Extracted data:
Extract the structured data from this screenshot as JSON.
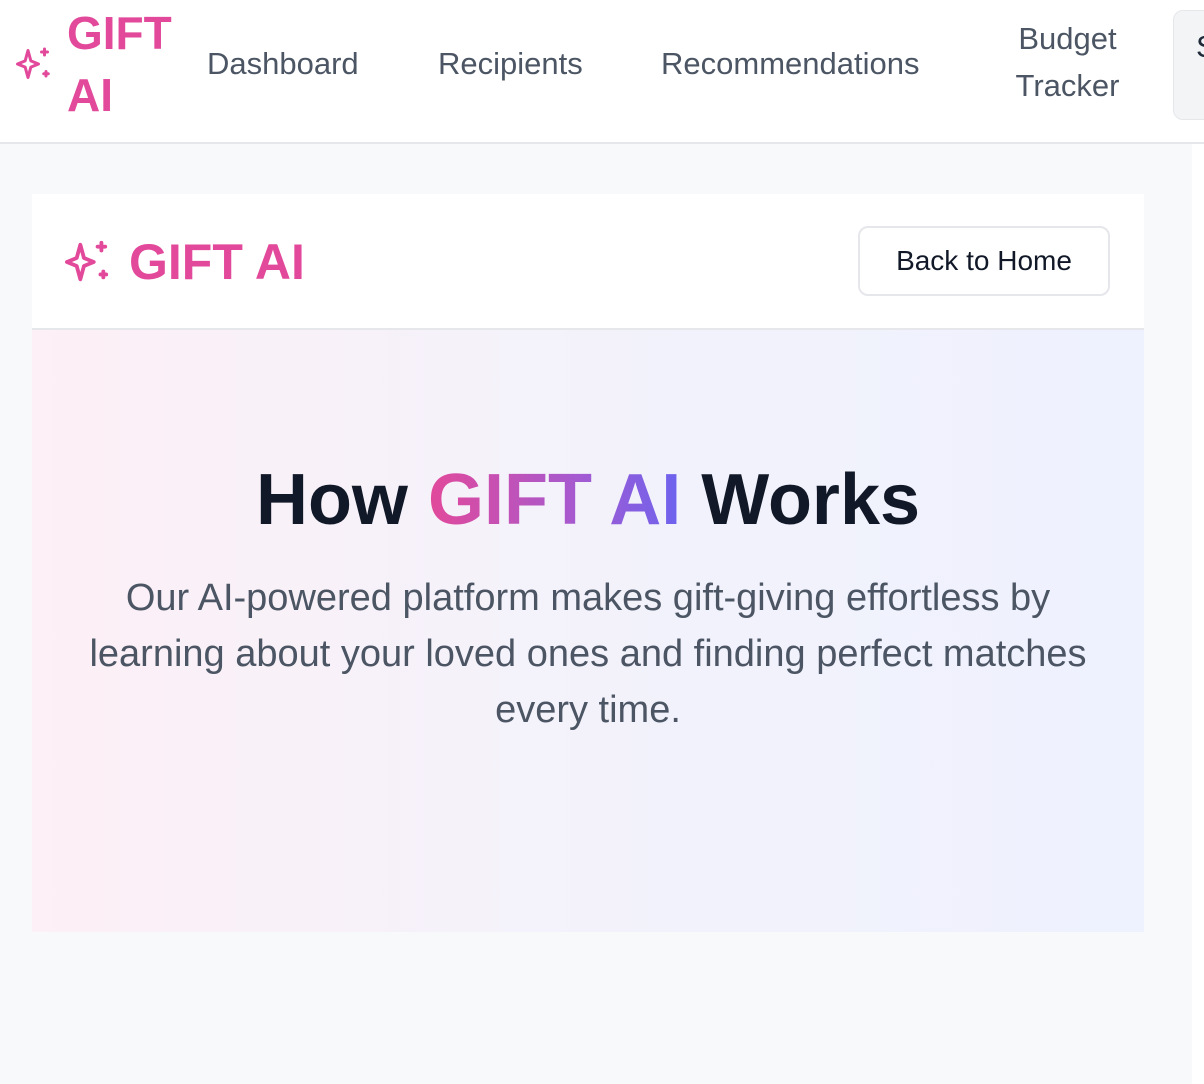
{
  "nav": {
    "brand": "GIFT AI",
    "links": [
      "Dashboard",
      "Recipients",
      "Recommendations",
      "Budget Tracker"
    ],
    "cutoff_label": "S"
  },
  "header": {
    "brand": "GIFT AI",
    "back_button": "Back to Home"
  },
  "hero": {
    "title_before": "How",
    "title_highlight": "GIFT AI",
    "title_after": "Works",
    "description": "Our AI-powered platform makes gift-giving effortless by learning about your loved ones and finding perfect matches every time."
  },
  "icons": {
    "brand": "sparkles-icon"
  },
  "colors": {
    "brand_pink": "#e2499a",
    "brand_indigo": "#6c63ee",
    "text_dark": "#111827",
    "text_muted": "#4b5563"
  }
}
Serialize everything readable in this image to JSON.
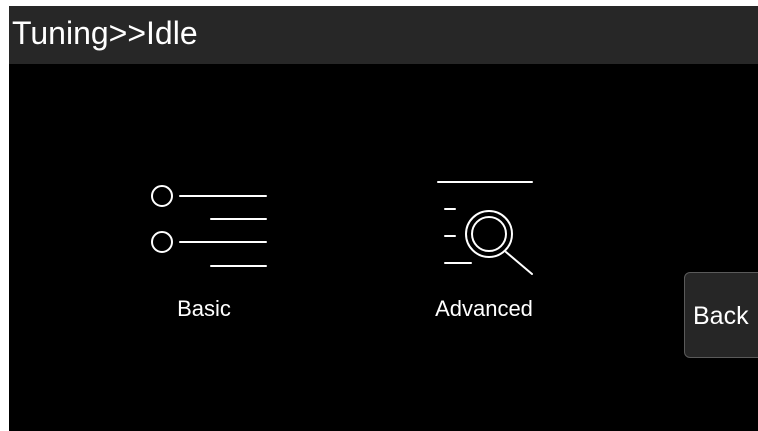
{
  "header": {
    "title": "Tuning>>Idle"
  },
  "tiles": [
    {
      "label": "Basic",
      "icon": "list-options-icon"
    },
    {
      "label": "Advanced",
      "icon": "search-list-icon"
    }
  ],
  "back_button": {
    "label": "Back"
  },
  "colors": {
    "background": "#000000",
    "title_bar": "#272727",
    "text": "#ffffff",
    "icon_stroke": "#ffffff",
    "button_bg": "#262626",
    "button_border": "#5a5a5a"
  }
}
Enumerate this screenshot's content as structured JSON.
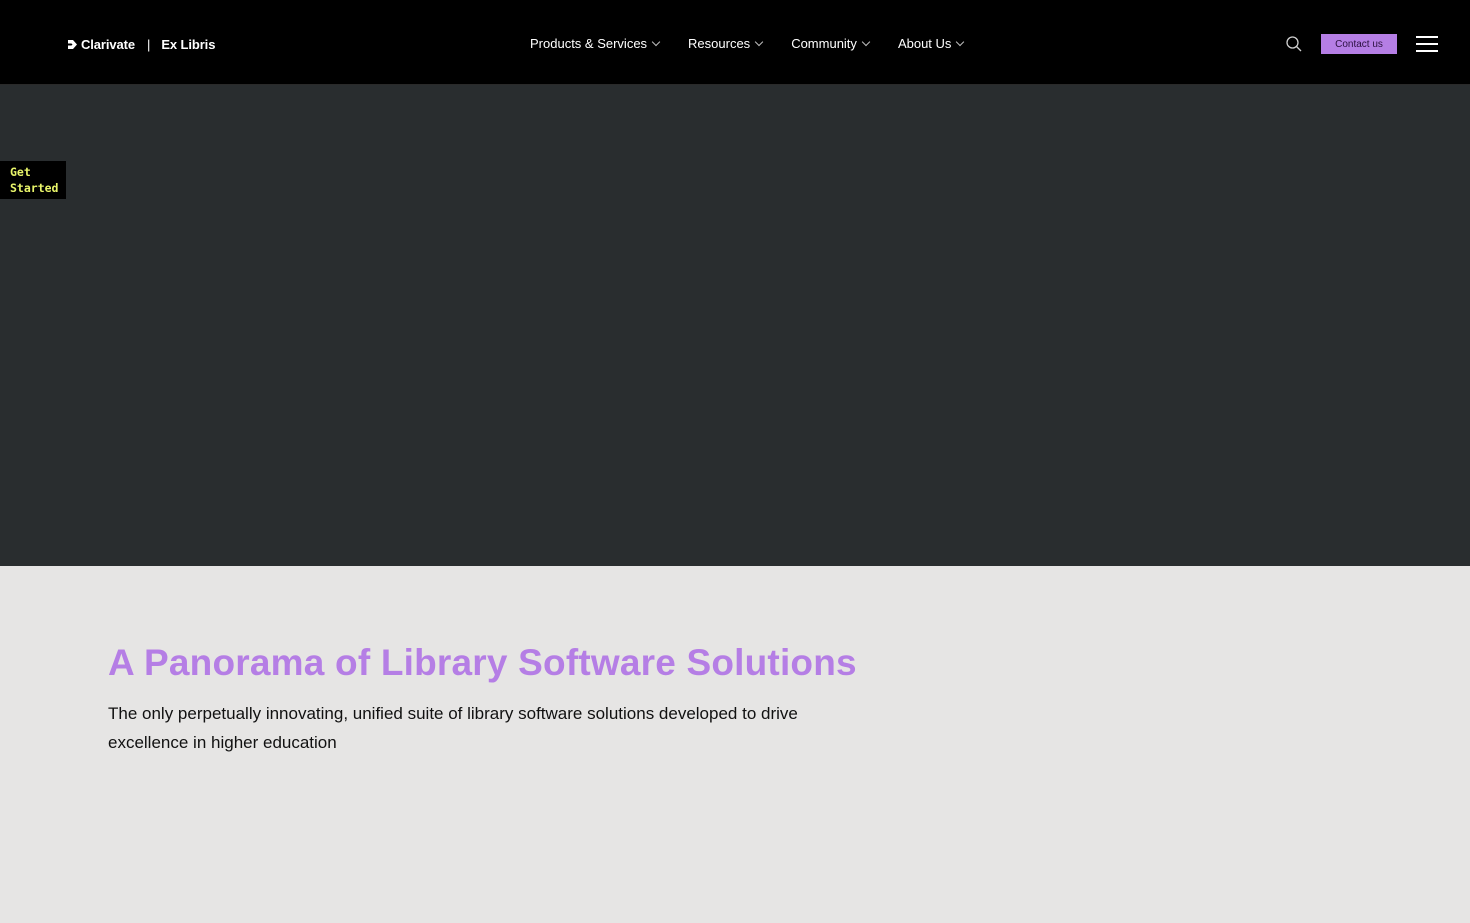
{
  "header": {
    "logo": {
      "brand": "Clarivate",
      "separator": "|",
      "product": "Ex Libris"
    },
    "nav": [
      {
        "label": "Products & Services",
        "icon": "chevron-down-icon"
      },
      {
        "label": "Resources",
        "icon": "chevron-down-icon"
      },
      {
        "label": "Community",
        "icon": "chevron-down-icon"
      },
      {
        "label": "About Us",
        "icon": "chevron-down-icon"
      }
    ],
    "search_icon": "search-icon",
    "contact_label": "Contact us",
    "menu_icon": "hamburger-menu-icon"
  },
  "hero": {
    "get_started_label": "Get\nStarted"
  },
  "content": {
    "headline": "A Panorama of Library Software Solutions",
    "subhead": "The only perpetually innovating, unified suite of library software solutions developed to drive excellence in higher education"
  },
  "colors": {
    "header_bg": "#000000",
    "hero_bg": "#292d2f",
    "accent_purple": "#b57ee5",
    "get_started_text": "#e9f56a",
    "content_bg": "#e6e5e4"
  }
}
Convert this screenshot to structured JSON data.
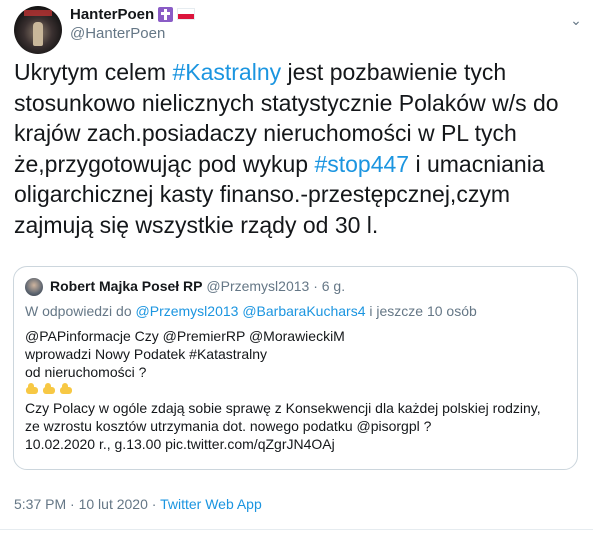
{
  "tweet": {
    "display_name": "HanterPoen",
    "handle": "@HanterPoen",
    "body": [
      {
        "t": "Ukrytym celem "
      },
      {
        "t": "#Kastralny",
        "tag": true
      },
      {
        "t": " jest pozbawienie tych stosunkowo nielicznych statystycznie Polaków w/s do krajów zach.posiadaczy nieruchomości w PL tych że,przygotowując pod wykup "
      },
      {
        "t": "#stop447",
        "tag": true
      },
      {
        "t": " i umacniania oligarchicznej kasty finanso.-przestępcznej,czym zajmują się wszystkie rządy od 30 l."
      }
    ],
    "timestamp": "5:37 PM · 10 lut 2020",
    "separator": " · ",
    "source": "Twitter Web App"
  },
  "quote": {
    "name": "Robert Majka Poseł RP",
    "meta": "@Przemysl2013 · 6 g.",
    "reply_prefix": "W odpowiedzi do ",
    "reply_users": "@Przemysl2013 @BarbaraKuchars4",
    "reply_suffix": "  i jeszcze 10 osób",
    "lines": [
      "@PAPinformacje Czy @PremierRP @MorawieckiM",
      " wprowadzi Nowy Podatek #Katastralny",
      "od nieruchomości ?"
    ],
    "lines2": [
      "Czy Polacy w ogóle zdają sobie sprawę z Konsekwencji dla każdej polskiej rodziny,",
      "ze wzrostu kosztów utrzymania dot. nowego podatku @pisorgpl  ?",
      "10.02.2020 r., g.13.00 pic.twitter.com/qZgrJN4OAj"
    ]
  },
  "icons": [
    "avatar",
    "cross-badge-icon",
    "poland-flag-icon",
    "chevron-down-icon",
    "pointing-down-icon"
  ],
  "colors": {
    "link": "#1b95e0",
    "muted": "#657786",
    "text": "#14171a"
  }
}
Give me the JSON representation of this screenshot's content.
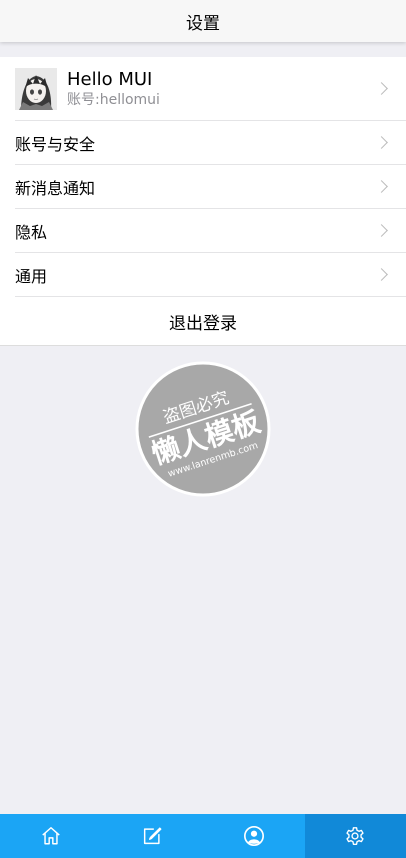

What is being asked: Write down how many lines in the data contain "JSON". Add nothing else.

Task output: 5